in the North Tower

A photograph of the ‘Pummerin’ bell.


Pitch: C° + 4

Weight: 20,130 kg

Ø 313.6 cm

Cast in 1951

Its actual name is ‘Marienglocke’, but its deep and mystical sound has led to it being referred to as ‘Pummerin’ (‘Boomer’) by the people of Vienna.

The old ‘Pummerin’, weighing 22,500 kg, was cast from captured Turkish cannonballs in 1711 by order of Joseph I. Due to its considerable weight of 22,500 kg and the associated structural loads on the South Tower, it was later only rung by moving the clapper. The last time was on Easter Sunday 1937. It was destroyed in the cathedral fire of 1945.
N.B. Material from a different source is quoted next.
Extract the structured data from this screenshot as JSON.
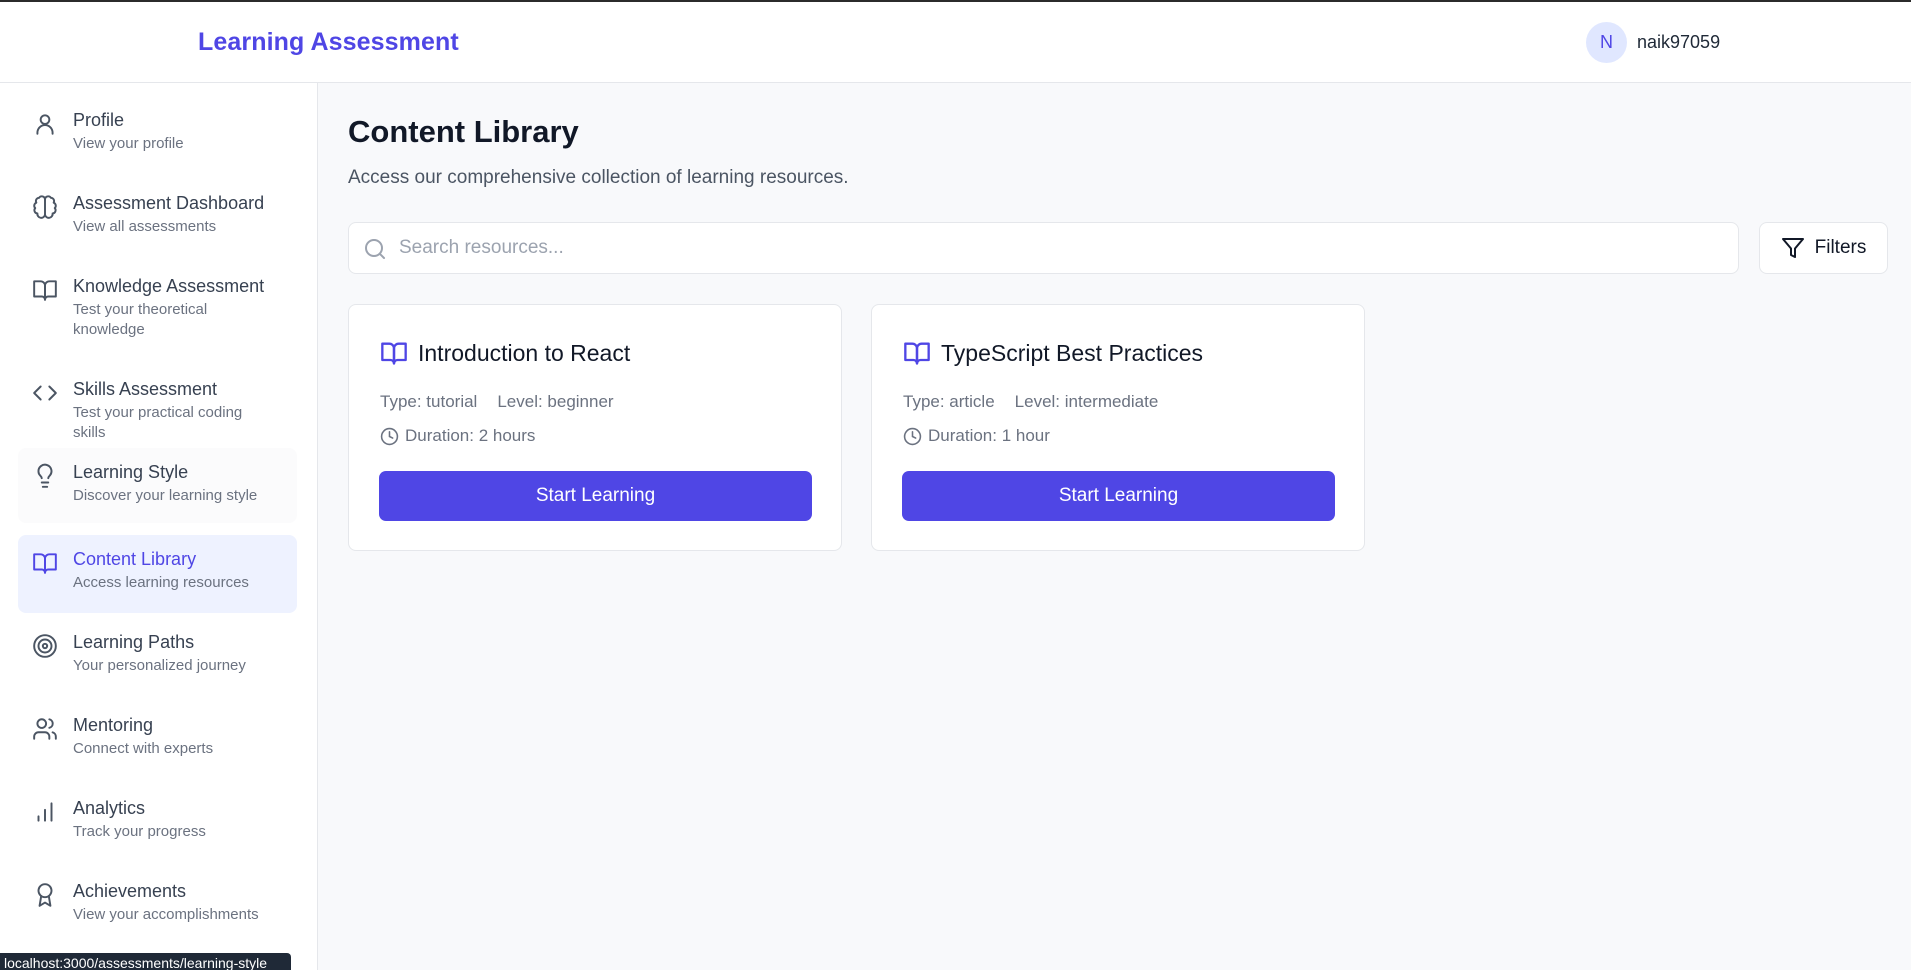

The new ‘Pummerin’ (strike tone C° + 4/16) was newly cast in 1951 from the ruins of its predecessor in St. Florian and has hung at the top of the unfinished North Tower since 1957. It weighs over 22,000 kg, has a diameter and height including the crown of around 3 m each, and measures 23 cm in its thickest place.

In 2011, the clapper was replaced by one weighing 200 kg less. At ‘just’ 637 kg, it creates a gentler sound.

It is rung on the following occasions: Christmas Eve after the first vespers, on Christmas Eve to mark the beginning of Holy Mass, on Christmas Day after the Pontifical Mass, on Saint Stephen’s Day after the Pontifical Mass, at the end of year devotions after the Te Deum, at midnight at the turn of the year, at the end of the Easter Vigil, on Easter Sunday after the Pontifical Mass, on the Feast of the Cathedral (23 April) after the Pontifical Mass, on Whit Sunday after the Pontifical Mass, on Corpus Christi at the beginning and end of the procession, on the National Holiday (26 October) after the solemn devotions and before the Pontifical Requiem of All Souls’ Day.

The ‘Pummerin’ also raises its voice on special occasions such as the death or appointment of a Pope or the death, appointment and assumption of office of the Archbishop of Vienna or the funeral of the cathedral priest.